* ACTIVITY *
The exercise asks you to copy every line below in which "Mode" appears.

[Web page and app entries]
Segment Open

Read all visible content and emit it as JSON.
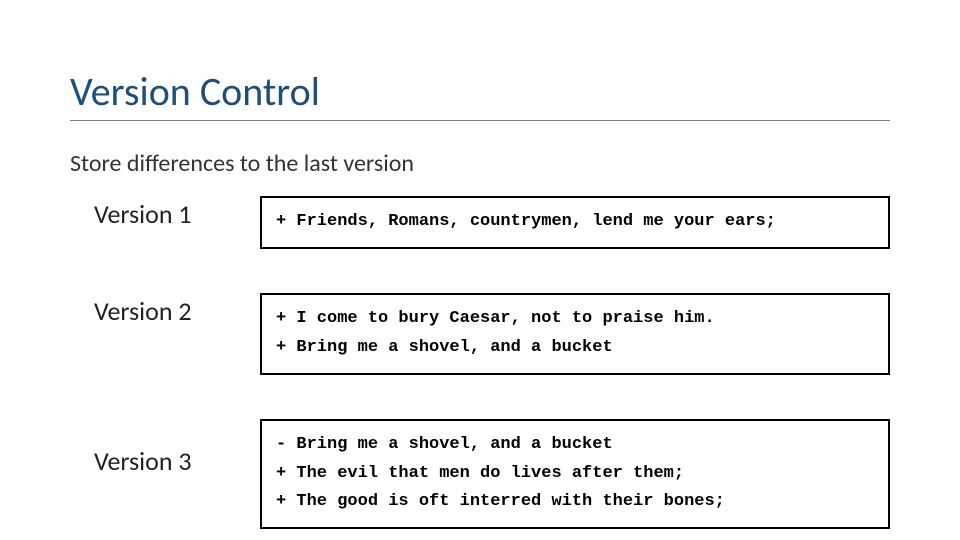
{
  "title": "Version Control",
  "subtitle": "Store differences to the last version",
  "versions": [
    {
      "label": "Version 1",
      "lines": [
        "+ Friends, Romans, countrymen, lend me your ears;"
      ]
    },
    {
      "label": "Version 2",
      "lines": [
        "+ I come to bury Caesar, not to praise him.",
        "+ Bring me a shovel, and a bucket"
      ]
    },
    {
      "label": "Version 3",
      "lines": [
        "- Bring me a shovel, and a bucket",
        "+ The evil that men do lives after them;",
        "+ The good is oft interred with their bones;"
      ]
    }
  ]
}
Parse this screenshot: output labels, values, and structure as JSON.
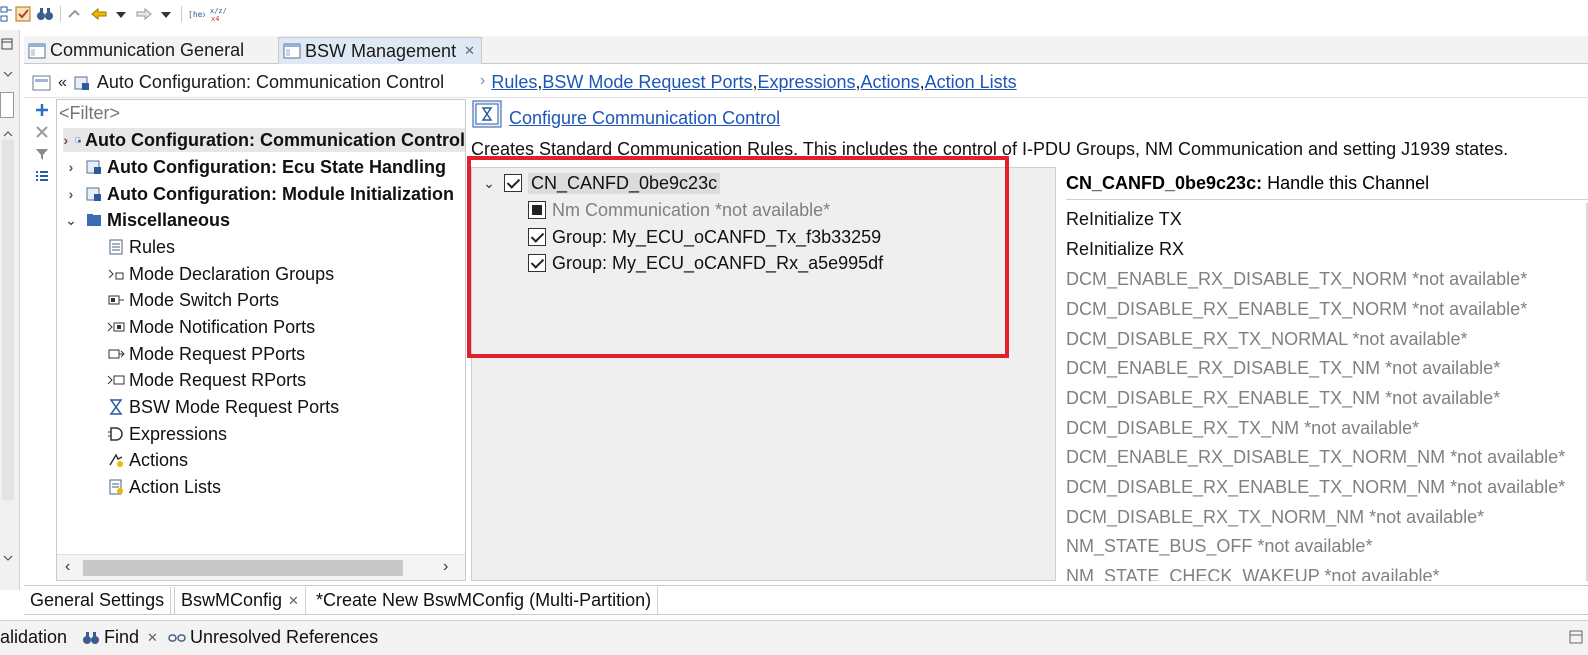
{
  "toolbar": {
    "icons": [
      "tree-icon",
      "config-icon",
      "binoculars-icon",
      "link-icon",
      "back-arrow-icon",
      "dropdown-icon",
      "forward-arrow-icon",
      "dropdown-icon",
      "hex-icon",
      "compare-icon"
    ]
  },
  "editor_tabs": [
    {
      "label": "Communication General",
      "active": false
    },
    {
      "label": "BSW Management",
      "active": true
    }
  ],
  "breadcrumb": {
    "current": "Auto Configuration: Communication Control",
    "links": [
      "Rules",
      "BSW Mode Request Ports",
      "Expressions",
      "Actions",
      "Action Lists"
    ],
    "separator": ", "
  },
  "tree": {
    "filter_placeholder": "<Filter>",
    "items": [
      {
        "label": "Auto Configuration: Communication Control",
        "bold": true,
        "expander": "›",
        "selected": true
      },
      {
        "label": "Auto Configuration: Ecu State Handling",
        "bold": true,
        "expander": "›"
      },
      {
        "label": "Auto Configuration: Module Initialization",
        "bold": true,
        "expander": "›"
      },
      {
        "label": "Miscellaneous",
        "bold": true,
        "expander": "⌄"
      },
      {
        "label": "Rules",
        "bold": false
      },
      {
        "label": "Mode Declaration Groups",
        "bold": false
      },
      {
        "label": "Mode Switch Ports",
        "bold": false
      },
      {
        "label": "Mode Notification Ports",
        "bold": false
      },
      {
        "label": "Mode Request PPorts",
        "bold": false
      },
      {
        "label": "Mode Request RPorts",
        "bold": false
      },
      {
        "label": "BSW Mode Request Ports",
        "bold": false
      },
      {
        "label": "Expressions",
        "bold": false
      },
      {
        "label": "Actions",
        "bold": false
      },
      {
        "label": "Action Lists",
        "bold": false
      }
    ]
  },
  "content": {
    "title": "Configure Communication Control",
    "description": "Creates Standard Communication Rules. This includes the control of I-PDU Groups, NM Communication and setting J1939 states."
  },
  "channel_tree": [
    {
      "label": "CN_CANFD_0be9c23c",
      "state": "checked"
    },
    {
      "label": "Nm Communication *not available*",
      "state": "partial"
    },
    {
      "label": "Group: My_ECU_oCANFD_Tx_f3b33259",
      "state": "checked"
    },
    {
      "label": "Group: My_ECU_oCANFD_Rx_a5e995df",
      "state": "checked"
    }
  ],
  "properties": {
    "channel_name": "CN_CANFD_0be9c23c:",
    "heading_suffix": " Handle this Channel",
    "items": [
      {
        "label": "ReInitialize TX",
        "available": true
      },
      {
        "label": "ReInitialize RX",
        "available": true
      },
      {
        "label": "DCM_ENABLE_RX_DISABLE_TX_NORM *not available*",
        "available": false
      },
      {
        "label": "DCM_DISABLE_RX_ENABLE_TX_NORM *not available*",
        "available": false
      },
      {
        "label": "DCM_DISABLE_RX_TX_NORMAL *not available*",
        "available": false
      },
      {
        "label": "DCM_ENABLE_RX_DISABLE_TX_NM *not available*",
        "available": false
      },
      {
        "label": "DCM_DISABLE_RX_ENABLE_TX_NM *not available*",
        "available": false
      },
      {
        "label": "DCM_DISABLE_RX_TX_NM *not available*",
        "available": false
      },
      {
        "label": "DCM_ENABLE_RX_DISABLE_TX_NORM_NM *not available*",
        "available": false
      },
      {
        "label": "DCM_DISABLE_RX_ENABLE_TX_NORM_NM *not available*",
        "available": false
      },
      {
        "label": "DCM_DISABLE_RX_TX_NORM_NM *not available*",
        "available": false
      },
      {
        "label": "NM_STATE_BUS_OFF *not available*",
        "available": false
      },
      {
        "label": "NM_STATE_CHECK_WAKEUP *not available*",
        "available": false
      }
    ]
  },
  "page_tabs": [
    {
      "label": "General Settings",
      "closable": false
    },
    {
      "label": "BswMConfig",
      "closable": true
    },
    {
      "label": "*Create New BswMConfig (Multi-Partition)",
      "closable": false
    }
  ],
  "view_tabs": [
    {
      "label": "alidation",
      "closable": false
    },
    {
      "label": "Find",
      "closable": true
    },
    {
      "label": "Unresolved References",
      "closable": false
    }
  ],
  "colors": {
    "highlight": "#e0202a",
    "link": "#1d56b8",
    "dim_text": "#808080"
  }
}
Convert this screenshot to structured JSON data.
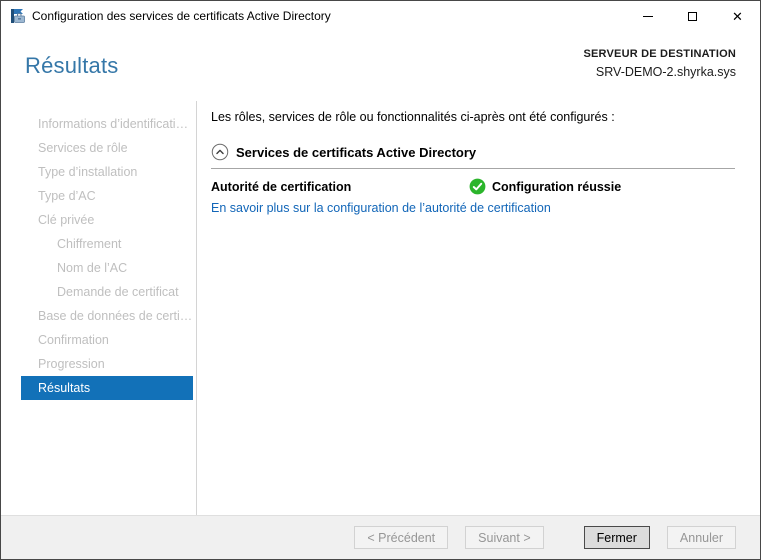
{
  "window": {
    "title": "Configuration des services de certificats Active Directory"
  },
  "header": {
    "page_title": "Résultats",
    "destination_label": "SERVEUR DE DESTINATION",
    "destination_server": "SRV-DEMO-2.shyrka.sys"
  },
  "sidebar": {
    "items": [
      {
        "label": "Informations d’identificati…",
        "level": 1,
        "state": "disabled"
      },
      {
        "label": "Services de rôle",
        "level": 1,
        "state": "disabled"
      },
      {
        "label": "Type d’installation",
        "level": 1,
        "state": "disabled"
      },
      {
        "label": "Type d’AC",
        "level": 1,
        "state": "disabled"
      },
      {
        "label": "Clé privée",
        "level": 1,
        "state": "disabled"
      },
      {
        "label": "Chiffrement",
        "level": 2,
        "state": "disabled"
      },
      {
        "label": "Nom de l’AC",
        "level": 2,
        "state": "disabled"
      },
      {
        "label": "Demande de certificat",
        "level": 2,
        "state": "disabled"
      },
      {
        "label": "Base de données de certi…",
        "level": 1,
        "state": "disabled"
      },
      {
        "label": "Confirmation",
        "level": 1,
        "state": "disabled"
      },
      {
        "label": "Progression",
        "level": 1,
        "state": "disabled"
      },
      {
        "label": "Résultats",
        "level": 1,
        "state": "selected"
      }
    ]
  },
  "main": {
    "intro": "Les rôles, services de rôle ou fonctionnalités ci-après ont été configurés :",
    "section_title": "Services de certificats Active Directory",
    "result": {
      "name": "Autorité de certification",
      "status": "Configuration réussie"
    },
    "link": "En savoir plus sur la configuration de l’autorité de certification"
  },
  "footer": {
    "buttons": [
      {
        "label": "< Précédent",
        "state": "disabled"
      },
      {
        "label": "Suivant >",
        "state": "disabled"
      },
      {
        "label": "Fermer",
        "state": "default"
      },
      {
        "label": "Annuler",
        "state": "disabled"
      }
    ]
  },
  "colors": {
    "selection_blue": "#1271b8",
    "title_blue": "#3577a8",
    "link_blue": "#1266b8",
    "success_green": "#2bb52b",
    "footer_gray": "#f0f0f0",
    "disabled_text": "#bfbfbf"
  }
}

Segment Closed

* RESPONSE BELOW *
      "BSW Mode Request Ports",
        "label": "Mode Declaration Groups",
        "label": "Mode Switch Ports",
        "label": "Mode Notification Ports",
        "label": "Mode Request PPorts",
        "label": "Mode Request RPorts",
        "label": "BSW Mode Request Ports",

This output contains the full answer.